It's all about jobs and rising interest rates in the week ahead—and the two are not unrelated. The March employment report next week is expected to show the first real signs of job growth since the recovery began.
Now that President Obama has rammed through his trillion-dollar gut renovation of U.S. health care, here are six provocative questions on what we have wrought.
AT&T joins Deere and Caterpillar in taking a charge (in this case, $1 billion) due to the health care reform bill. You will be hearing this from many companies. In this case, there is a charge to earnings this quarter for companies that get a 28 percent subsidy from the feds for prescription drug coverage for their Medicare retirees. That subsidy is being reduced.
Forget Greece or Treasury rates — the biggest frustration for traders remains the lack of volatility, which has led to woefully low volumes for the past month. Don’t let yesterday’s little blip up fool you, the action has been lousy recently. Why does this matter?
European banks trading higher as a deal to help Greece has crystallized: coordinate bilateral news from euro countries, with the partial help of the IMF. Regardless: traders (who don't normally talk politics) are passing around articles about elections in Germany, France and Italy...
Having had a son live in Italy for four years some time ago I got very comfortable with the lira. I loved spending a million or two for a cup of coffee. It was an out of mind experience to think in lira type numbers. It looks like there might be a chance to go back to the good old days.
The system is projected to pay out more in benefits this year than it receives in taxes, a tipping point toward insolvency that was not expected before 2016.
Dollar rallying, euro sinking, stocks off their highs as ECB President Jean-Claude Trichet gave an interview to a French TV network saying IMF aid for Greece was a "very, very bad" thing.
abstract goes here
The landmark legislation hasn’t killed the markets as he expected. Here's a review of how things played out.
Tougher day for stocks, as the poor 5-year Treasury auction appears to have put upward pressure on Treasury rates.

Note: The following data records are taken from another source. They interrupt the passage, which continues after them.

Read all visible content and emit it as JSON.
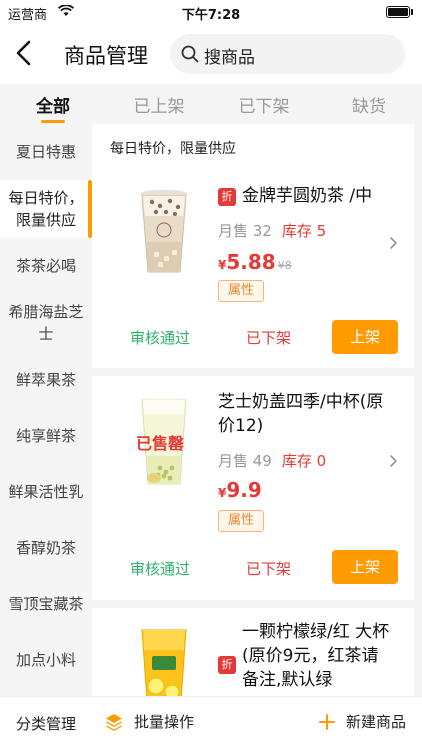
{
  "status_bar": {
    "carrier": "运营商",
    "time": "下午7:28"
  },
  "nav": {
    "title": "商品管理",
    "search_placeholder": "搜商品"
  },
  "tabs": [
    {
      "label": "全部",
      "active": true
    },
    {
      "label": "已上架"
    },
    {
      "label": "已下架"
    },
    {
      "label": "缺货"
    }
  ],
  "categories": [
    {
      "label": "夏日特惠"
    },
    {
      "label": "每日特价，限量供应",
      "active": true
    },
    {
      "label": "茶茶必喝"
    },
    {
      "label": "希腊海盐芝士"
    },
    {
      "label": "鲜萃果茶"
    },
    {
      "label": "纯享鲜茶"
    },
    {
      "label": "鲜果活性乳"
    },
    {
      "label": "香醇奶茶"
    },
    {
      "label": "雪顶宝藏茶"
    },
    {
      "label": "加点小料"
    }
  ],
  "section_title": "每日特价，限量供应",
  "products": [
    {
      "badge": "折",
      "name": "金牌芋圆奶茶 /中",
      "sales_label": "月售 32",
      "stock_label": "库存 5",
      "currency": "¥",
      "price": "5.88",
      "original_price": "¥8",
      "attr": "属性",
      "audit": "审核通过",
      "status": "已下架",
      "action": "上架"
    },
    {
      "sold_out": "已售罄",
      "name": "芝士奶盖四季/中杯(原价12)",
      "sales_label": "月售 49",
      "stock_label": "库存 0",
      "currency": "¥",
      "price": "9.9",
      "attr": "属性",
      "audit": "审核通过",
      "status": "已下架",
      "action": "上架"
    },
    {
      "badge": "折",
      "name": "一颗柠檬绿/红 大杯 (原价9元，红茶请备注,默认绿"
    }
  ],
  "bottom_bar": {
    "category_manage": "分类管理",
    "batch_ops": "批量操作",
    "new_product": "新建商品"
  },
  "colors": {
    "accent": "#ff9b00",
    "danger": "#e53935",
    "success": "#2db36a"
  },
  "icons": [
    "wifi-icon",
    "battery-icon",
    "back-icon",
    "search-icon",
    "chevron-right-icon",
    "layers-icon",
    "plus-icon"
  ]
}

Stock traders not sure what to make of this...
The S&P 500 lost about 6 points just after 11am ET, led by financials. Sen. Chris Dodd and Rep. Barney Frank held a joint press conference at this time; while no news was broken, Dodd said he was hopeful a financial reform bill could become law before Memorial Day. A more likely cause for the drop was due to Kansas City Federal Reserve President Thomas Hoenig...

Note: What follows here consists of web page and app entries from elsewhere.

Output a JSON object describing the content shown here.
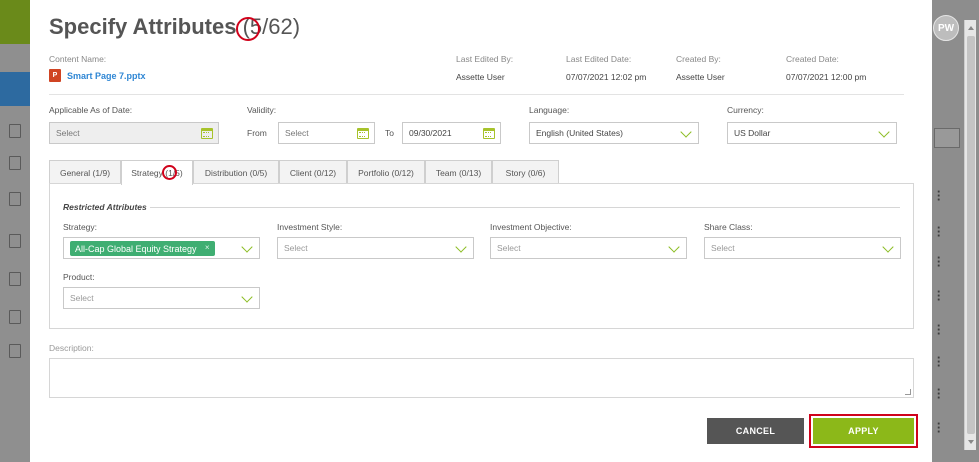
{
  "modal": {
    "title": "Specify Attributes",
    "count_selected": "5",
    "count_total": "/62)",
    "count_open": "("
  },
  "meta": {
    "content_name_label": "Content Name:",
    "content_name_value": "Smart Page 7.pptx",
    "last_edited_by_label": "Last Edited By:",
    "last_edited_by_value": "Assette User",
    "last_edited_date_label": "Last Edited Date:",
    "last_edited_date_value": "07/07/2021 12:02 pm",
    "created_by_label": "Created By:",
    "created_by_value": "Assette User",
    "created_date_label": "Created Date:",
    "created_date_value": "07/07/2021 12:00 pm"
  },
  "fields": {
    "applicable_label": "Applicable As of Date:",
    "applicable_placeholder": "Select",
    "validity_label": "Validity:",
    "from_label": "From",
    "from_placeholder": "Select",
    "to_label": "To",
    "to_value": "09/30/2021",
    "language_label": "Language:",
    "language_value": "English (United States)",
    "currency_label": "Currency:",
    "currency_value": "US Dollar"
  },
  "tabs": [
    {
      "label": "General (1/9)"
    },
    {
      "label": "Strategy (1/5)"
    },
    {
      "label": "Distribution (0/5)"
    },
    {
      "label": "Client (0/12)"
    },
    {
      "label": "Portfolio (0/12)"
    },
    {
      "label": "Team (0/13)"
    },
    {
      "label": "Story (0/6)"
    }
  ],
  "strategy_tab": {
    "section_title": "Restricted Attributes",
    "strategy_label": "Strategy:",
    "strategy_tag": "All-Cap Global Equity Strategy",
    "strategy_tag_remove": "×",
    "investment_style_label": "Investment Style:",
    "investment_style_placeholder": "Select",
    "investment_objective_label": "Investment Objective:",
    "investment_objective_placeholder": "Select",
    "share_class_label": "Share Class:",
    "share_class_placeholder": "Select",
    "product_label": "Product:",
    "product_placeholder": "Select"
  },
  "description": {
    "label": "Description:"
  },
  "buttons": {
    "cancel": "CANCEL",
    "apply": "APPLY"
  },
  "user": {
    "initials": "PW"
  },
  "colors": {
    "accent_green": "#8cb819",
    "tag_green": "#3fae72",
    "link_blue": "#2e86d4",
    "highlight_red": "#d0021b",
    "cancel_gray": "#555555"
  },
  "icons": [
    "calendar-icon",
    "chevron-down-icon",
    "powerpoint-file-icon",
    "kebab-menu-icon",
    "close-icon",
    "resize-handle-icon"
  ]
}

New home sales of 308,000 for February, below consensus estimate of 315,000, is the lowest on record. Record keeping on new home sales began in 1963.
IPO market shows signs of life! Look at MaxLinear, Calix Networks, and First Interstate BancSystem.
European stocks weakened as Fitch downgraded Portugal's credit rating to AA- from AA, with a negative outlook. Predictably, this caused another drop in the euro, which is now at the lowest level against the dollar since May of last year.
Banks and other private lenders are about to lose a $70 billion-a-year student loan business, part of a massive overhaul of college assistance programs that has received an unexpected boost from President Barack Obama's health care success.
The U.S. dollar has been on a tear versus the euro in recent months (touching 10-month highs against the single currency on Wednesday), leading some to think that greenback weakness is a thing of the past. And when one looks at the current state of affairs in Europe (with the troubles in Greece and Portugal and Spain on deck for financial drama,) it's easy to understand this perspective. But there is more to the dollar than meets the eye.
Existing home sales, while in-line with expectations at a seasonally adjusted annual rate of 5.02 million units, are still disappointing.
How do you shrink the deficit now that Medicare and Medicaid are "off the table for deficit reduction?" By taking on benefits in the second biggest entitlement: Social Security. Or at least that's what the New York Times is suggesting in a front page story which is being widely passed around on trading desks.
Now that landmark legislation overhauling the health insurance system is about to become law, addressing Social Security’s solvency could well become the next big thing for President Obama and Congressional Democrats.